WORK REQUIRED – Without including the pictures, copy each line below exactly as it reads.

[RECORDS FOR THIS TASK Boundary: Start]

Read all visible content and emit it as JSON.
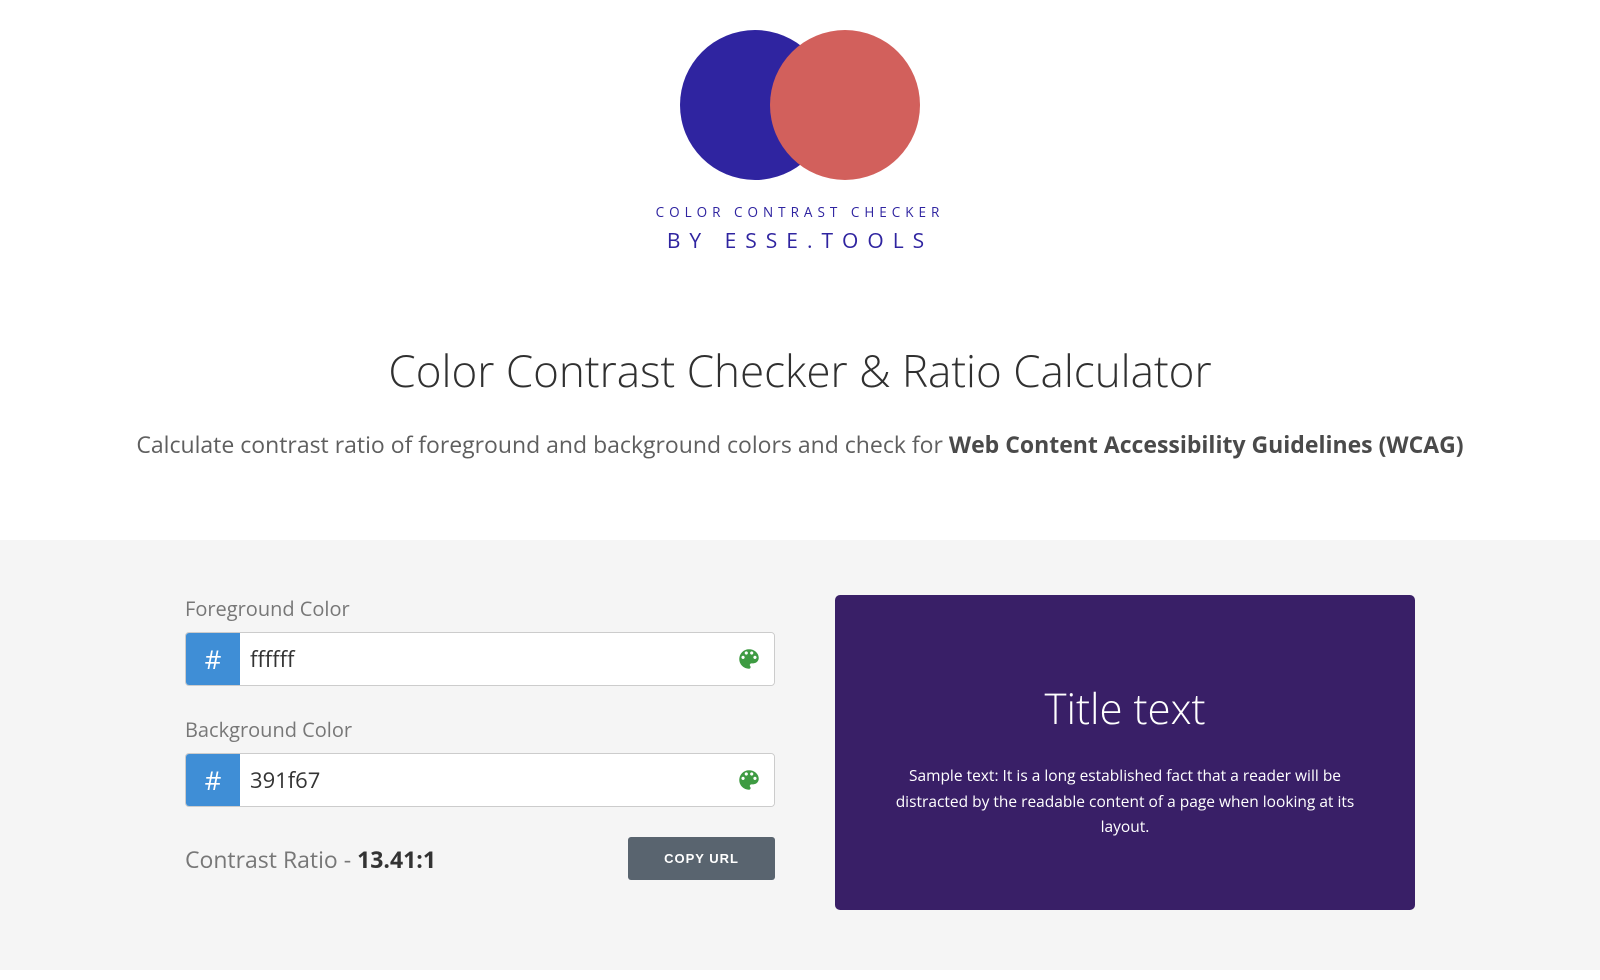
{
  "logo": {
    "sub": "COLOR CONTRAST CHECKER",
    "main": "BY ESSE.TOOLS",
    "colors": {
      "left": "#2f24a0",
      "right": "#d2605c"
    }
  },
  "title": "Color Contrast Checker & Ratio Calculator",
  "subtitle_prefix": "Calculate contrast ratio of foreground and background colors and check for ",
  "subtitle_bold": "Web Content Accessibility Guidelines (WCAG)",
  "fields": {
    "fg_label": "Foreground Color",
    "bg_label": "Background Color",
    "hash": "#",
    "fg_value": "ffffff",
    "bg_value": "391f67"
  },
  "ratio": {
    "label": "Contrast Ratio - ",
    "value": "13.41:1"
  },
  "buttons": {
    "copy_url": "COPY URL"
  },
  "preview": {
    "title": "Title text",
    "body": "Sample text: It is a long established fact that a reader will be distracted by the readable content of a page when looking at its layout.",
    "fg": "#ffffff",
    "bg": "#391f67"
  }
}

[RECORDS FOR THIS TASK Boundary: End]

REPLY TO THE EXERCISE –
Read all visible content and emit it as JSON.
{
  "logo": {
    "sub": "COLOR CONTRAST CHECKER",
    "main": "BY ESSE.TOOLS",
    "colors": {
      "left": "#2f24a0",
      "right": "#d2605c"
    }
  },
  "title": "Color Contrast Checker & Ratio Calculator",
  "subtitle_prefix": "Calculate contrast ratio of foreground and background colors and check for ",
  "subtitle_bold": "Web Content Accessibility Guidelines (WCAG)",
  "fields": {
    "fg_label": "Foreground Color",
    "bg_label": "Background Color",
    "hash": "#",
    "fg_value": "ffffff",
    "bg_value": "391f67"
  },
  "ratio": {
    "label": "Contrast Ratio - ",
    "value": "13.41:1"
  },
  "buttons": {
    "copy_url": "COPY URL"
  },
  "preview": {
    "title": "Title text",
    "body": "Sample text: It is a long established fact that a reader will be distracted by the readable content of a page when looking at its layout.",
    "fg": "#ffffff",
    "bg": "#391f67"
  }
}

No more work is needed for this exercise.